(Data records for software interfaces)
[Start of section]

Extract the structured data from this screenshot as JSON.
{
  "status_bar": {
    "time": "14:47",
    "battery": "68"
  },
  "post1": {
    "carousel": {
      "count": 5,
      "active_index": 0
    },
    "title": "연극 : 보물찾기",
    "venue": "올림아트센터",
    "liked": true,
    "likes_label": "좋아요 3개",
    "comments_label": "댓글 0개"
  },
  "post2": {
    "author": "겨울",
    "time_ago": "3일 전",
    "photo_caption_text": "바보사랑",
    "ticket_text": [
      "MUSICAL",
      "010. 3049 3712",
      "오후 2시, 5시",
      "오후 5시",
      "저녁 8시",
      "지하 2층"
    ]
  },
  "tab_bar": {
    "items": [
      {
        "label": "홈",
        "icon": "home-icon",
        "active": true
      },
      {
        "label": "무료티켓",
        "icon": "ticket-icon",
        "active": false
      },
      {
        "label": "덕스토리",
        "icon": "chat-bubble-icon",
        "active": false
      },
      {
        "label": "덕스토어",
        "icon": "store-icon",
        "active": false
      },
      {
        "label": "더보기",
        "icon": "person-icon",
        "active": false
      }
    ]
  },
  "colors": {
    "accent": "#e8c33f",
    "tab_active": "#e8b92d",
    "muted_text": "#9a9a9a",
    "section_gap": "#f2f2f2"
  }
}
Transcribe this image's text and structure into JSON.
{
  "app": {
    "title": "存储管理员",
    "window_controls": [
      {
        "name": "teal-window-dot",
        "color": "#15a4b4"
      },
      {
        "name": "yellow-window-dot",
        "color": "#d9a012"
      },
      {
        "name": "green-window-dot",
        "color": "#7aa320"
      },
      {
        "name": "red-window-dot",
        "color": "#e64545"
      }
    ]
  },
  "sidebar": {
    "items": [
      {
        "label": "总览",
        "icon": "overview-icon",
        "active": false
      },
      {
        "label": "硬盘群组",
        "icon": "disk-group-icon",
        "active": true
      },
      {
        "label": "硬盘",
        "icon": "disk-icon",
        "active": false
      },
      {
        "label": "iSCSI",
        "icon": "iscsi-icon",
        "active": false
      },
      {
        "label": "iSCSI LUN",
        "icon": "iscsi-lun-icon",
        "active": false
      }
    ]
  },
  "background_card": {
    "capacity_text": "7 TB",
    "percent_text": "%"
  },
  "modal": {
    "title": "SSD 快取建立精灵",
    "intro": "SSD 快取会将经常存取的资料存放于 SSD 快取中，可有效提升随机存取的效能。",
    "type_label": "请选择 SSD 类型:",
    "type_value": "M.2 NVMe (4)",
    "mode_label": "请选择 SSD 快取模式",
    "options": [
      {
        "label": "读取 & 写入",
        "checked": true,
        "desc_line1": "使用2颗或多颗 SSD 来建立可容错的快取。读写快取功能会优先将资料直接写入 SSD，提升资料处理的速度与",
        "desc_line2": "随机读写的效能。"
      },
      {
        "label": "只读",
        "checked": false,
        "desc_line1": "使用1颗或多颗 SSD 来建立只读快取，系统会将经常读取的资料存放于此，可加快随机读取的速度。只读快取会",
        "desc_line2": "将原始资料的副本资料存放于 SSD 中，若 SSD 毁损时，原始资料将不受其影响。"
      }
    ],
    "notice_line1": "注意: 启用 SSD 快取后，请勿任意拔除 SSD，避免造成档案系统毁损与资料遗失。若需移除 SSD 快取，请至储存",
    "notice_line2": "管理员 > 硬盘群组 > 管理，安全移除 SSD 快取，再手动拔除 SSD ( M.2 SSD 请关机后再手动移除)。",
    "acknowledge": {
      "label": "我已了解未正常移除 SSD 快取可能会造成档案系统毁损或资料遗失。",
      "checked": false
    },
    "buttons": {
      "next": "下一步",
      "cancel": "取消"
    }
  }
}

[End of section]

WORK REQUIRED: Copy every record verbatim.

ANSWER:
Extract the structured data from this screenshot as JSON.
{
  "status_bar": {
    "time": "14:47",
    "battery": "68"
  },
  "post1": {
    "carousel": {
      "count": 5,
      "active_index": 0
    },
    "title": "연극 : 보물찾기",
    "venue": "올림아트센터",
    "liked": true,
    "likes_label": "좋아요 3개",
    "comments_label": "댓글 0개"
  },
  "post2": {
    "author": "겨울",
    "time_ago": "3일 전",
    "photo_caption_text": "바보사랑",
    "ticket_text": [
      "MUSICAL",
      "010. 3049 3712",
      "오후 2시, 5시",
      "오후 5시",
      "저녁 8시",
      "지하 2층"
    ]
  },
  "tab_bar": {
    "items": [
      {
        "label": "홈",
        "icon": "home-icon",
        "active": true
      },
      {
        "label": "무료티켓",
        "icon": "ticket-icon",
        "active": false
      },
      {
        "label": "덕스토리",
        "icon": "chat-bubble-icon",
        "active": false
      },
      {
        "label": "덕스토어",
        "icon": "store-icon",
        "active": false
      },
      {
        "label": "더보기",
        "icon": "person-icon",
        "active": false
      }
    ]
  },
  "colors": {
    "accent": "#e8c33f",
    "tab_active": "#e8b92d",
    "muted_text": "#9a9a9a",
    "section_gap": "#f2f2f2"
  }
}
Transcribe this image's text and structure into JSON.
{
  "app": {
    "title": "存储管理员",
    "window_controls": [
      {
        "name": "teal-window-dot",
        "color": "#15a4b4"
      },
      {
        "name": "yellow-window-dot",
        "color": "#d9a012"
      },
      {
        "name": "green-window-dot",
        "color": "#7aa320"
      },
      {
        "name": "red-window-dot",
        "color": "#e64545"
      }
    ]
  },
  "sidebar": {
    "items": [
      {
        "label": "总览",
        "icon": "overview-icon",
        "active": false
      },
      {
        "label": "硬盘群组",
        "icon": "disk-group-icon",
        "active": true
      },
      {
        "label": "硬盘",
        "icon": "disk-icon",
        "active": false
      },
      {
        "label": "iSCSI",
        "icon": "iscsi-icon",
        "active": false
      },
      {
        "label": "iSCSI LUN",
        "icon": "iscsi-lun-icon",
        "active": false
      }
    ]
  },
  "background_card": {
    "capacity_text": "7 TB",
    "percent_text": "%"
  },
  "modal": {
    "title": "SSD 快取建立精灵",
    "intro": "SSD 快取会将经常存取的资料存放于 SSD 快取中，可有效提升随机存取的效能。",
    "type_label": "请选择 SSD 类型:",
    "type_value": "M.2 NVMe (4)",
    "mode_label": "请选择 SSD 快取模式",
    "options": [
      {
        "label": "读取 & 写入",
        "checked": true,
        "desc_line1": "使用2颗或多颗 SSD 来建立可容错的快取。读写快取功能会优先将资料直接写入 SSD，提升资料处理的速度与",
        "desc_line2": "随机读写的效能。"
      },
      {
        "label": "只读",
        "checked": false,
        "desc_line1": "使用1颗或多颗 SSD 来建立只读快取，系统会将经常读取的资料存放于此，可加快随机读取的速度。只读快取会",
        "desc_line2": "将原始资料的副本资料存放于 SSD 中，若 SSD 毁损时，原始资料将不受其影响。"
      }
    ],
    "notice_line1": "注意: 启用 SSD 快取后，请勿任意拔除 SSD，避免造成档案系统毁损与资料遗失。若需移除 SSD 快取，请至储存",
    "notice_line2": "管理员 > 硬盘群组 > 管理，安全移除 SSD 快取，再手动拔除 SSD ( M.2 SSD 请关机后再手动移除)。",
    "acknowledge": {
      "label": "我已了解未正常移除 SSD 快取可能会造成档案系统毁损或资料遗失。",
      "checked": false
    },
    "buttons": {
      "next": "下一步",
      "cancel": "取消"
    }
  }
}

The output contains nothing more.